By Caitlin Palmer O'Shaughnessy, First Year, Social Policy and Sociology
As soon as Boris Johnson made his speech telling us we would be going back into lockdown I began planning as many social events as I possibly could. From Sunday morning to Wednesday evening I was off seeing friends and taking in as much of the world as possible before lockdown began.
Was this right? Should I have been allowed to do this? Corona was still very much present, and seeing more people in a more concentrated time than usual could have just added to the problem.
Whilst it’s true that this probably didn’t help with minimising the spread of Corona, neither did it pose a disproportionate risk.
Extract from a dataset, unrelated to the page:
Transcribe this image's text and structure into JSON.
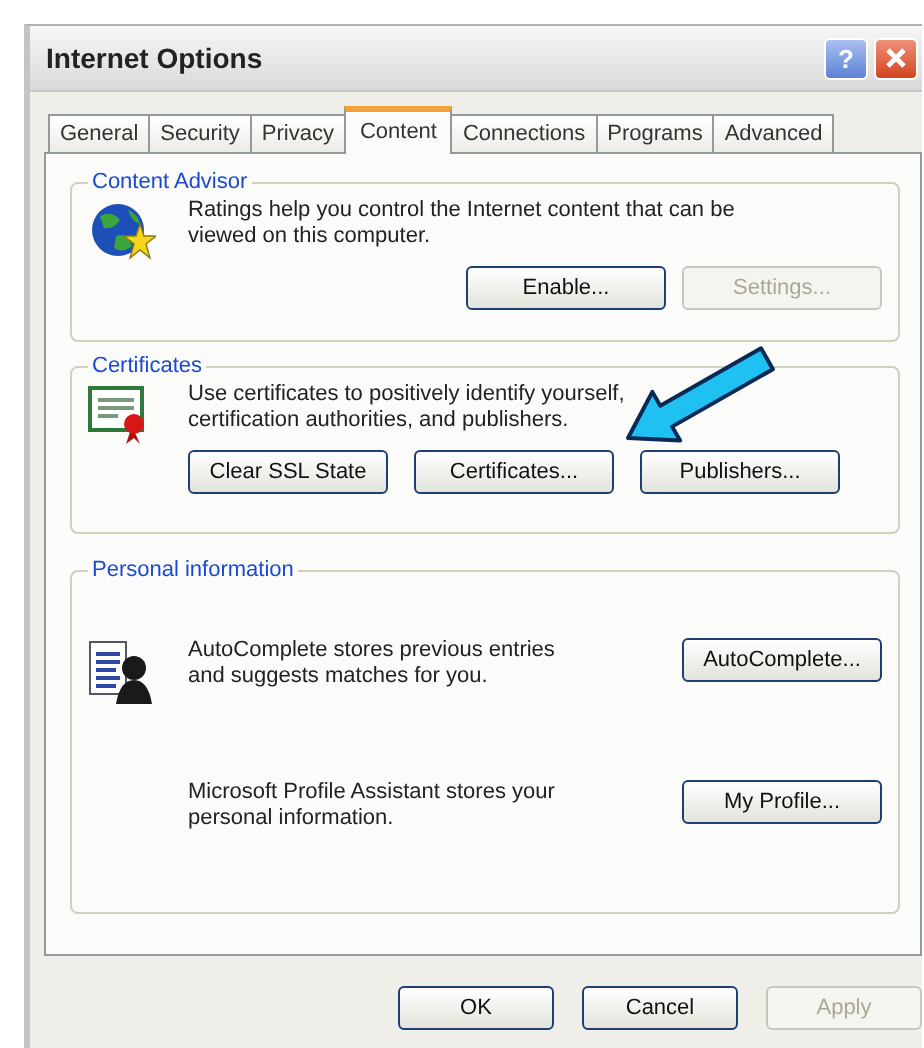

The people I was interacting with were students, who I would have seen anyway had the second lockdown not been introduced.
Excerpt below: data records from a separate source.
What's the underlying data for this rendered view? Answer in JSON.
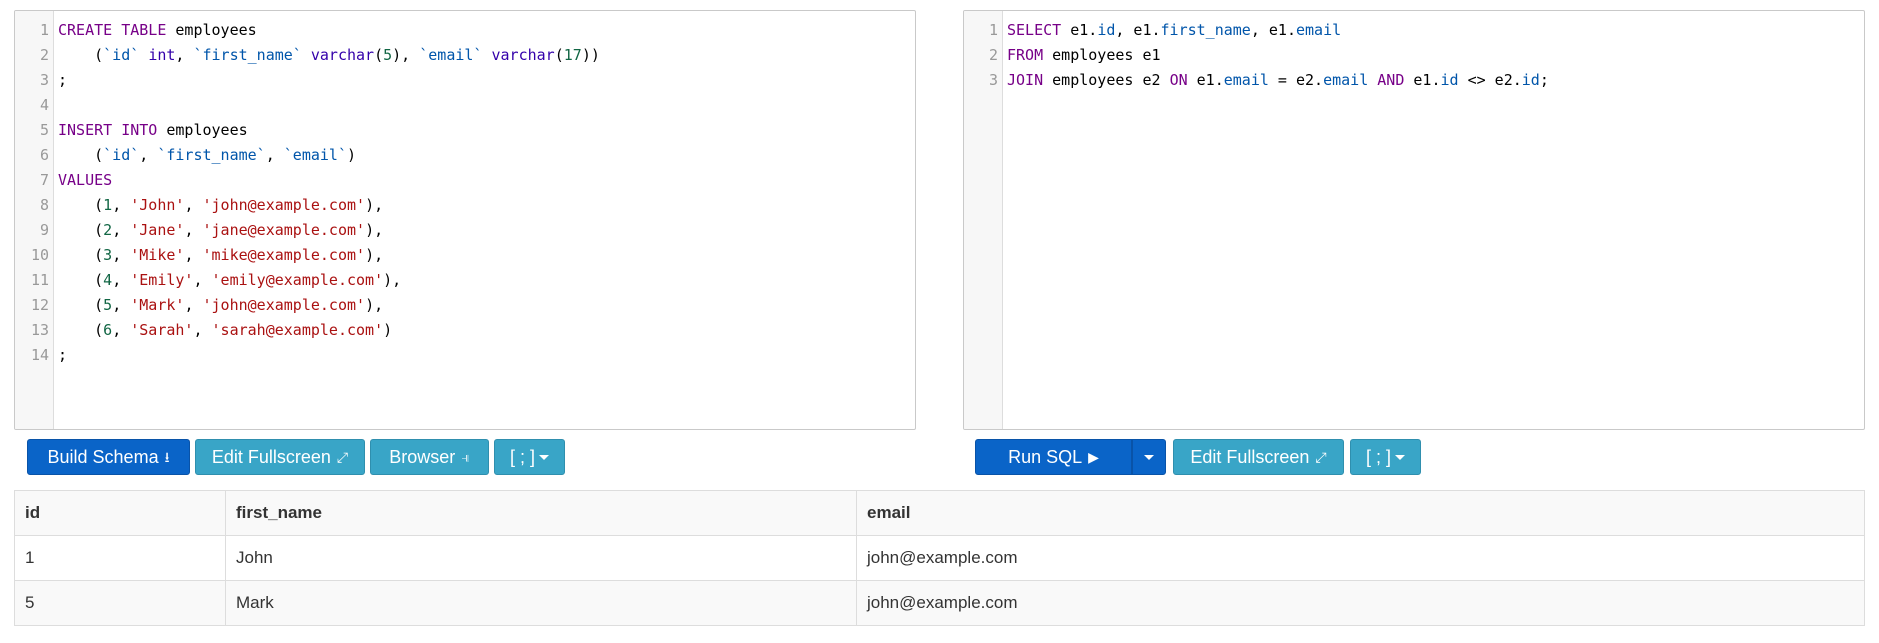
{
  "schema_editor": {
    "lines": [
      {
        "num": "1",
        "tokens": [
          {
            "t": "CREATE TABLE",
            "c": "keyword"
          },
          {
            "t": " employees",
            "c": "ident"
          }
        ]
      },
      {
        "num": "2",
        "tokens": [
          {
            "t": "    (",
            "c": "punct"
          },
          {
            "t": "`id`",
            "c": "field"
          },
          {
            "t": " ",
            "c": "punct"
          },
          {
            "t": "int",
            "c": "builtin"
          },
          {
            "t": ", ",
            "c": "punct"
          },
          {
            "t": "`first_name`",
            "c": "field"
          },
          {
            "t": " ",
            "c": "punct"
          },
          {
            "t": "varchar",
            "c": "builtin"
          },
          {
            "t": "(",
            "c": "punct"
          },
          {
            "t": "5",
            "c": "number"
          },
          {
            "t": "), ",
            "c": "punct"
          },
          {
            "t": "`email`",
            "c": "field"
          },
          {
            "t": " ",
            "c": "punct"
          },
          {
            "t": "varchar",
            "c": "builtin"
          },
          {
            "t": "(",
            "c": "punct"
          },
          {
            "t": "17",
            "c": "number"
          },
          {
            "t": "))",
            "c": "punct"
          }
        ]
      },
      {
        "num": "3",
        "tokens": [
          {
            "t": ";",
            "c": "punct"
          }
        ]
      },
      {
        "num": "4",
        "tokens": []
      },
      {
        "num": "5",
        "tokens": [
          {
            "t": "INSERT INTO",
            "c": "keyword"
          },
          {
            "t": " employees",
            "c": "ident"
          }
        ]
      },
      {
        "num": "6",
        "tokens": [
          {
            "t": "    (",
            "c": "punct"
          },
          {
            "t": "`id`",
            "c": "field"
          },
          {
            "t": ", ",
            "c": "punct"
          },
          {
            "t": "`first_name`",
            "c": "field"
          },
          {
            "t": ", ",
            "c": "punct"
          },
          {
            "t": "`email`",
            "c": "field"
          },
          {
            "t": ")",
            "c": "punct"
          }
        ]
      },
      {
        "num": "7",
        "tokens": [
          {
            "t": "VALUES",
            "c": "keyword"
          }
        ]
      },
      {
        "num": "8",
        "tokens": [
          {
            "t": "    (",
            "c": "punct"
          },
          {
            "t": "1",
            "c": "number"
          },
          {
            "t": ", ",
            "c": "punct"
          },
          {
            "t": "'John'",
            "c": "string"
          },
          {
            "t": ", ",
            "c": "punct"
          },
          {
            "t": "'john@example.com'",
            "c": "string"
          },
          {
            "t": "),",
            "c": "punct"
          }
        ]
      },
      {
        "num": "9",
        "tokens": [
          {
            "t": "    (",
            "c": "punct"
          },
          {
            "t": "2",
            "c": "number"
          },
          {
            "t": ", ",
            "c": "punct"
          },
          {
            "t": "'Jane'",
            "c": "string"
          },
          {
            "t": ", ",
            "c": "punct"
          },
          {
            "t": "'jane@example.com'",
            "c": "string"
          },
          {
            "t": "),",
            "c": "punct"
          }
        ]
      },
      {
        "num": "10",
        "tokens": [
          {
            "t": "    (",
            "c": "punct"
          },
          {
            "t": "3",
            "c": "number"
          },
          {
            "t": ", ",
            "c": "punct"
          },
          {
            "t": "'Mike'",
            "c": "string"
          },
          {
            "t": ", ",
            "c": "punct"
          },
          {
            "t": "'mike@example.com'",
            "c": "string"
          },
          {
            "t": "),",
            "c": "punct"
          }
        ]
      },
      {
        "num": "11",
        "tokens": [
          {
            "t": "    (",
            "c": "punct"
          },
          {
            "t": "4",
            "c": "number"
          },
          {
            "t": ", ",
            "c": "punct"
          },
          {
            "t": "'Emily'",
            "c": "string"
          },
          {
            "t": ", ",
            "c": "punct"
          },
          {
            "t": "'emily@example.com'",
            "c": "string"
          },
          {
            "t": "),",
            "c": "punct"
          }
        ]
      },
      {
        "num": "12",
        "tokens": [
          {
            "t": "    (",
            "c": "punct"
          },
          {
            "t": "5",
            "c": "number"
          },
          {
            "t": ", ",
            "c": "punct"
          },
          {
            "t": "'Mark'",
            "c": "string"
          },
          {
            "t": ", ",
            "c": "punct"
          },
          {
            "t": "'john@example.com'",
            "c": "string"
          },
          {
            "t": "),",
            "c": "punct"
          }
        ]
      },
      {
        "num": "13",
        "tokens": [
          {
            "t": "    (",
            "c": "punct"
          },
          {
            "t": "6",
            "c": "number"
          },
          {
            "t": ", ",
            "c": "punct"
          },
          {
            "t": "'Sarah'",
            "c": "string"
          },
          {
            "t": ", ",
            "c": "punct"
          },
          {
            "t": "'sarah@example.com'",
            "c": "string"
          },
          {
            "t": ")",
            "c": "punct"
          }
        ]
      },
      {
        "num": "14",
        "tokens": [
          {
            "t": ";",
            "c": "punct"
          }
        ]
      }
    ]
  },
  "query_editor": {
    "lines": [
      {
        "num": "1",
        "tokens": [
          {
            "t": "SELECT",
            "c": "keyword"
          },
          {
            "t": " e1.",
            "c": "ident"
          },
          {
            "t": "id",
            "c": "field"
          },
          {
            "t": ", e1.",
            "c": "ident"
          },
          {
            "t": "first_name",
            "c": "field"
          },
          {
            "t": ", e1.",
            "c": "ident"
          },
          {
            "t": "email",
            "c": "field"
          }
        ]
      },
      {
        "num": "2",
        "tokens": [
          {
            "t": "FROM",
            "c": "keyword"
          },
          {
            "t": " employees e1",
            "c": "ident"
          }
        ]
      },
      {
        "num": "3",
        "tokens": [
          {
            "t": "JOIN",
            "c": "keyword"
          },
          {
            "t": " employees e2 ",
            "c": "ident"
          },
          {
            "t": "ON",
            "c": "keyword"
          },
          {
            "t": " e1.",
            "c": "ident"
          },
          {
            "t": "email",
            "c": "field"
          },
          {
            "t": " = e2.",
            "c": "ident"
          },
          {
            "t": "email",
            "c": "field"
          },
          {
            "t": " ",
            "c": "ident"
          },
          {
            "t": "AND",
            "c": "keyword"
          },
          {
            "t": " e1.",
            "c": "ident"
          },
          {
            "t": "id",
            "c": "field"
          },
          {
            "t": " <> e2.",
            "c": "ident"
          },
          {
            "t": "id",
            "c": "field"
          },
          {
            "t": ";",
            "c": "punct"
          }
        ]
      }
    ]
  },
  "schema_toolbar": {
    "build_schema_label": "Build Schema",
    "build_schema_icon": "download-icon",
    "edit_fullscreen_label": "Edit Fullscreen",
    "edit_fullscreen_icon": "expand-icon",
    "browser_label": "Browser",
    "browser_icon": "tree-icon",
    "delimiter_label": "[ ; ]"
  },
  "query_toolbar": {
    "run_sql_label": "Run SQL",
    "run_sql_icon": "play-icon",
    "edit_fullscreen_label": "Edit Fullscreen",
    "edit_fullscreen_icon": "expand-icon",
    "delimiter_label": "[ ; ]"
  },
  "results": {
    "columns": [
      "id",
      "first_name",
      "email"
    ],
    "rows": [
      [
        "1",
        "John",
        "john@example.com"
      ],
      [
        "5",
        "Mark",
        "john@example.com"
      ]
    ]
  },
  "colors": {
    "primary": "#0a64c8",
    "info": "#39a5c7",
    "keyword": "#770088",
    "field": "#0055aa",
    "string": "#aa1111",
    "number": "#116644"
  }
}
Following the Government’s announcement of a national lockdown from Thursday 5 November our COVID secure campuses will remain open with safety measures in place. (1/5) pic.twitter.com/FPMuH5vkuO— Bristol University 🎓 (@BristolUni) November 3, 2020
Not forgetting, everything I did was completely allowed at the time. However, whilst I am in full support of you having your “last hurrah”, this is where it has to stop. Please just stick to the rules. It’s really not that hard. In fact, it’s nowhere near as hard as last time.
University is staying open and most importantly, you’re allowed to meet up with another person outside. As I write this I realise it doesn’t sound like a lot, but in reality, the effects of these allowances should not go understated.
Having University open and being able to still see people allows for some degree of normality. Of course, things are different. Asking someone for a walk is the new version of asking someone for coffee and evenings are now spent on the sofa instead of at the pub. But just because your social life is slightly less hectic than before, that doesn’t give you grounds to break lockdown and have a party.
To break lockdown and continue partying is supremely disrespectful to those who have suffered as a result of COVID-19
I will shout this from the rooftops if I have to: University is a bubble. When we’re here, surrounded by fellow students, it’s incredibly easy to forget what’s going on in the outside world.
To many COVID-19 is simply an annoyance that means we can’t go to the pub, but in actuality this disease is killing hundreds of thousands of people. To break lockdown and continue partying is supremely disrespectful to those who have suffered as a result of COVID-19 and to those who are working tirelessly to save lives and help people.
You might be sat there thinking that as a student you’re not going to seriously infect anyone so why should you have to follow lockdown? Purely out of consideration for others.
Just because you think you won’t infect anyone doesn’t mean you won’t, and if the moral justification isn’t enough to stop you breaking lockdown then think about Christmas. Is breaking lockdown really worth endangering the health of so many people?
Having said all this, winter is already mentally tough, and tacking on a lockdown on top of that will mean some people are really going to struggle. If you or someone you know is really struggling then reach out. Your mental health should take priority at a time like this.
At the end of the day, I’m glad you had your “last hurrah”. A chance to get it all out of your system before lockdown began. But now that we’re in the midst of lockdown please just stick to it, because if you stick to it now, the sooner you’ll be out and things will be back to normal.
Featured Image: Epigram / Jack Crockford
Have you found this second lockdown easier than the first?